The Paris Accord After U.S. Election
Pamela Sornson - February 26, 2017
Despite the question of whether the United States will continue its participation in the Paris Climate Accord, the rest of the world appears committed to following through with its determination to reduce global greenhouse gas (GHG) emissions and slow the advancement of climate change. President Obama was a strong supporter of the Accord, and in September 2016, he and China's President Xi Jinping stood together while signing the ratification documents that officially committed their respective countries to participate in the venture.
The joint signing event was notable because China and the United States are the top two GHG emitters in the world. In 2011, their combined emissions totaled almost half (44%) of all global carbon dioxide emissions (China = 28%; the U.S. = 16%). Any measurable GHG reduction on either of their parts will almost certainly move the planet forward toward the ultimate goal of slowing climate change.

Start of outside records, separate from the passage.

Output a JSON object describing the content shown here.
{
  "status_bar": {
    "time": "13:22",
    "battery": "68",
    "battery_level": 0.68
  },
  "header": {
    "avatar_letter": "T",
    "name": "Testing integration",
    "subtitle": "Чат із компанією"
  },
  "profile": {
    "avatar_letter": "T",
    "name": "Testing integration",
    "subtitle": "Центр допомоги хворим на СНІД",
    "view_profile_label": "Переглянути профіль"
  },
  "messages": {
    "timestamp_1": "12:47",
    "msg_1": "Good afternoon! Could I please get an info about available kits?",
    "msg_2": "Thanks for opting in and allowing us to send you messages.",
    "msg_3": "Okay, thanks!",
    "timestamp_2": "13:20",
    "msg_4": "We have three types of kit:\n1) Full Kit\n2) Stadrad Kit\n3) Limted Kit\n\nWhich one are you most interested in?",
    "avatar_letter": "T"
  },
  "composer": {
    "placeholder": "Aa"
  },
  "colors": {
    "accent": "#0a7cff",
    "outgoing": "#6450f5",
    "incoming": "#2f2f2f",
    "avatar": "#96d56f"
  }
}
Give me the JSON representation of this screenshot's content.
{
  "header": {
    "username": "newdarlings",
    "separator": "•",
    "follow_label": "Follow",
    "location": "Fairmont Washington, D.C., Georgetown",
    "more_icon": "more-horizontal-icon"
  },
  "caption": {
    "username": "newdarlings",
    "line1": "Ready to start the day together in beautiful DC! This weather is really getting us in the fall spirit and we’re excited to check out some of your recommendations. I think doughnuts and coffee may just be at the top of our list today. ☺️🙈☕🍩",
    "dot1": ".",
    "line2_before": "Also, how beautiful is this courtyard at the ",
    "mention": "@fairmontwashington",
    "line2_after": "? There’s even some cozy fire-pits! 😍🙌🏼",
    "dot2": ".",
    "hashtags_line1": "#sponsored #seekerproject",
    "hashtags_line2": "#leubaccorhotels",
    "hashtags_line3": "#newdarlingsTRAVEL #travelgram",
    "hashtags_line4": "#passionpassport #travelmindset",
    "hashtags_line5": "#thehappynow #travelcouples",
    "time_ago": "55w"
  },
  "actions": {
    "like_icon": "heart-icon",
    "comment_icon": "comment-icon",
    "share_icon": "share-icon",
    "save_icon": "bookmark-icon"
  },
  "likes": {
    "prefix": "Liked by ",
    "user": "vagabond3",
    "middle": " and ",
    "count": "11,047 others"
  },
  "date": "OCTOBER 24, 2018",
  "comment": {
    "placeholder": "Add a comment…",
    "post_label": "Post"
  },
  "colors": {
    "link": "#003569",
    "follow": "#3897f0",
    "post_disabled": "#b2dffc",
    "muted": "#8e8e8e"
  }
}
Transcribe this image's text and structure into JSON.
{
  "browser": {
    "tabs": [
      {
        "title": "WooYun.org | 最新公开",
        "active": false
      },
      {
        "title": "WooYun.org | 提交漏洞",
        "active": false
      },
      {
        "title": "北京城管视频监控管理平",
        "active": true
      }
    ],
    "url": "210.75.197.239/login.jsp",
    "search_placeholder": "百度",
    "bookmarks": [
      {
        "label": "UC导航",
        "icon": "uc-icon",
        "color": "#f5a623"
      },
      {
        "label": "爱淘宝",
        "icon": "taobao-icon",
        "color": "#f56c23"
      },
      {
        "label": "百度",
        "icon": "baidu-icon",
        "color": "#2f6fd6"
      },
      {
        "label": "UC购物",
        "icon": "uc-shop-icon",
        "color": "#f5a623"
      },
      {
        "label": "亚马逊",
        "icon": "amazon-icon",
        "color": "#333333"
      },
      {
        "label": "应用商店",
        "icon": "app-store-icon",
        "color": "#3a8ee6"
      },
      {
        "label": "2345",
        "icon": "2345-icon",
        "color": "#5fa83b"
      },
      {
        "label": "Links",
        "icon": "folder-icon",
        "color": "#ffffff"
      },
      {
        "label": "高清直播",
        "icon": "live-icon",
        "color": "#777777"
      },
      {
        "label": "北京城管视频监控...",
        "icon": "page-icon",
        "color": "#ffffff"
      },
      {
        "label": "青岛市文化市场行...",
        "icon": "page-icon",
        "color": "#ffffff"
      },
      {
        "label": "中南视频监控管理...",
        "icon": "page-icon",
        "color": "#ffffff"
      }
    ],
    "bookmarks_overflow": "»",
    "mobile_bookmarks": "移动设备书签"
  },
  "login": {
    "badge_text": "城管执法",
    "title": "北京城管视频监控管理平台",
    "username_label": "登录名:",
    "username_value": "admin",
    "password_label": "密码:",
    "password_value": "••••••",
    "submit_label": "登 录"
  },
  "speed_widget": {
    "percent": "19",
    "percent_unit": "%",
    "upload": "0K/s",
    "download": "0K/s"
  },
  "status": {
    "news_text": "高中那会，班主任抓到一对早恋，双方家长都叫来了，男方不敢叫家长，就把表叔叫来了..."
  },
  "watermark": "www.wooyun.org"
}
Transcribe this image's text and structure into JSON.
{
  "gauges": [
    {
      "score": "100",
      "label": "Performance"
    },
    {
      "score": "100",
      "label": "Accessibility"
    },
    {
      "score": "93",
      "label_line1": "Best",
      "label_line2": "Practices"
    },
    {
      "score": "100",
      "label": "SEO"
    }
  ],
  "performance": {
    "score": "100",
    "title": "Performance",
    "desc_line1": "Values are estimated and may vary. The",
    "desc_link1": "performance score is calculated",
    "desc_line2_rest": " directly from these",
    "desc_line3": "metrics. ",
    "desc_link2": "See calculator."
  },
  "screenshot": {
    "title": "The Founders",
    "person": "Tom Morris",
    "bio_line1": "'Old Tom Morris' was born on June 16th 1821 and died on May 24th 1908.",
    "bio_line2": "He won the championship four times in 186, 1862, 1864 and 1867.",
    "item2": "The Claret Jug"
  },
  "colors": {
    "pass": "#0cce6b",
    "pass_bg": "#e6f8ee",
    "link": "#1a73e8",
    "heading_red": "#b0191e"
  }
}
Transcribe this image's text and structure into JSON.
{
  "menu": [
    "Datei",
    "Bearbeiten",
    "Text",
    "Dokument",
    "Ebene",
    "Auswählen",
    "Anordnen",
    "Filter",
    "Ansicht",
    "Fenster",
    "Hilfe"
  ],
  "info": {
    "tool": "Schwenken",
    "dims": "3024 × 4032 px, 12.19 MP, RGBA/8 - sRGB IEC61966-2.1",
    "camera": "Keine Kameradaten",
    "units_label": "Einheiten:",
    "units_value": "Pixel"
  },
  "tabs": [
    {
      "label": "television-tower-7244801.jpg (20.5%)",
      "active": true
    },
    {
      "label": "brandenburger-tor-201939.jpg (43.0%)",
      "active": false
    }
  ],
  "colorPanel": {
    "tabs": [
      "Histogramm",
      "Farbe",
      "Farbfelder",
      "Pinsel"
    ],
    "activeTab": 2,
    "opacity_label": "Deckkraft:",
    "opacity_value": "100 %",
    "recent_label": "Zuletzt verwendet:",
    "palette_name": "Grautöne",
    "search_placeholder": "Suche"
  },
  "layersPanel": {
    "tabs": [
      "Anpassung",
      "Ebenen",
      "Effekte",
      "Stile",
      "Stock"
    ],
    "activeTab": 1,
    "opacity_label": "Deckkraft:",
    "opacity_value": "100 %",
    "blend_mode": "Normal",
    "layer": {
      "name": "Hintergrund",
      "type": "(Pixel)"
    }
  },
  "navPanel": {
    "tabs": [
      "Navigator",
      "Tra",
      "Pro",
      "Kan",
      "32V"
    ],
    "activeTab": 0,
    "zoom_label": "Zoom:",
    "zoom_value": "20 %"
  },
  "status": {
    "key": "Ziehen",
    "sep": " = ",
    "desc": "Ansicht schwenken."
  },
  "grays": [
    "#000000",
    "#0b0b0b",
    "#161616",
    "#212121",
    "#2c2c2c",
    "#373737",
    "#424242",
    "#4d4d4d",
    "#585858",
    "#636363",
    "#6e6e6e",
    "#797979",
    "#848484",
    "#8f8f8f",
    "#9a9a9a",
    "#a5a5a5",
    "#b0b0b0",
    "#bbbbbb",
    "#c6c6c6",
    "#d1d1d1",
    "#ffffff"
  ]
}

Also notably, in November 2016, just days before the American presidential election, the Accord had gathered sufficient worldwide support to be declared "in force." By that date, the governments of more than 55 countries of the Accord's 197-member Assembly had ratified the Agreement, and together, they totaled more than 55% of total global emissions. Ratification by the U.S. and China was a key factor in the rapid adoption of the Accord by the world's political leaders. "Entry into force" now mandates all ratifying countries to both establish and report to Accord participants their activities in support of the agreement.
U.S. Election Surprises the World
Since then, America "elected" Donald Trump as president. His opinions regarding climate change and global warming vacillate, most often to the negative. In 2012, Trump declared that climate change is a "hoax" invented by the Chinese to boost their economy. He retweeted that thought several times in 2013, and in January 2014, he declared that scientists were in on the hoax and that they "are having a lot of fun" in the process. He expressed that opinion despite the fact that 97% of the global science community agrees that there is no doubt that global warming is happening.
New President Confounds Experts
Now-U.S. President Trump has appointed a prominent global warming skeptic as head of the Environmental Protection Agency (EPA), which presumably would be the agency in charge of monitoring the country's GHG emission reductions on behalf of the Accord. It is significant that hundreds of EPA staffers openly protested the appointment of Scott Pruit, and equally significant that the Republican-majority Congress ignored those protests and confirmed him anyway. Consequently, in the face of Trump's acts, many are wondering how effective the Paris Accord will be if the United States fails to live up to its agreement to participate.
The World Rallies
The good news is that "America" is more than just its government and that the rest of the world apparently has no intention of letting the Paris Climate Accord fail.
International Leaders Encourage Accord Participation
In November of 2016, world leaders gathered in Marrakesh, Morocco to set agendas for implementation of the Accord. More than 200 countries attended the United Nation's conference, where they addressed the nuts and bolts of the Accord, including how each country would achieve its GHG-lowering goals, and how each member of the group would report and track its efforts to each other.
The conference also issued a unified political call to all the world's leaders, including Trump, to abide by and follow through with Accord agreements. Before the conference closed, the ministers and negotiators of 200 nations stood and cheered the document that reaffirmed the world's commitment to the Accord despite the shocking American election result.
America's Companies Aren't Deterred, Either
Also speaking out at the Marrakesh conference were more than 360 of America's largest corporations. In a joint letter read to conference attendees, the corporate leadership of Nike, Mars, Starbucks, Levi Strauss, other companies and major American investors asserted their deep commitment to a cleaner environment because it also assures a stronger U.S. economy. Without the concerted GHG reduction effort across America's economic frontier, U.S. competitiveness would flounder and cost Americans even more jobs. The chocolate conglomerate Mars, for example, pledged to eliminate 100% of GHG emissions from all of its operations by 2040 because not to do so is a "real business risk."
Environmental leaders also added to the discussion, noting that 2015 marked the first year ever that employment growth in the renewable energy sector topped that of the oil and gas industry. In just the U.S. solar industry, job creation grew 12 times faster than in any other industry. The upshot: the future of American jobs isn't in "Big Coal;" it's in the renewable energy industry. If Trump plans to follow through on his promise to provide more jobs, he will be much more successful if he embraces future, cleaner energy sources while following the world's lead and reducing the U.S. reliance on fossil fuel resources.
World Unites Against a Common Enemy
Trump's apparent ignorance or intentional rejection of the science supporting the reality of climate change has deeply alarmed scientists, business leaders, political organizations, and environmental groups around the world. At the same time and perhaps because of that befuddling position, those leaders have taken an even stronger stance to protect the planet from atmospheric erosion caused by man-made pollution. It may be that, by pushing so hard against the reality of climate change, Trump may have ignited exactly the commitment and focus the world needs to slow, stop, or even reverse it.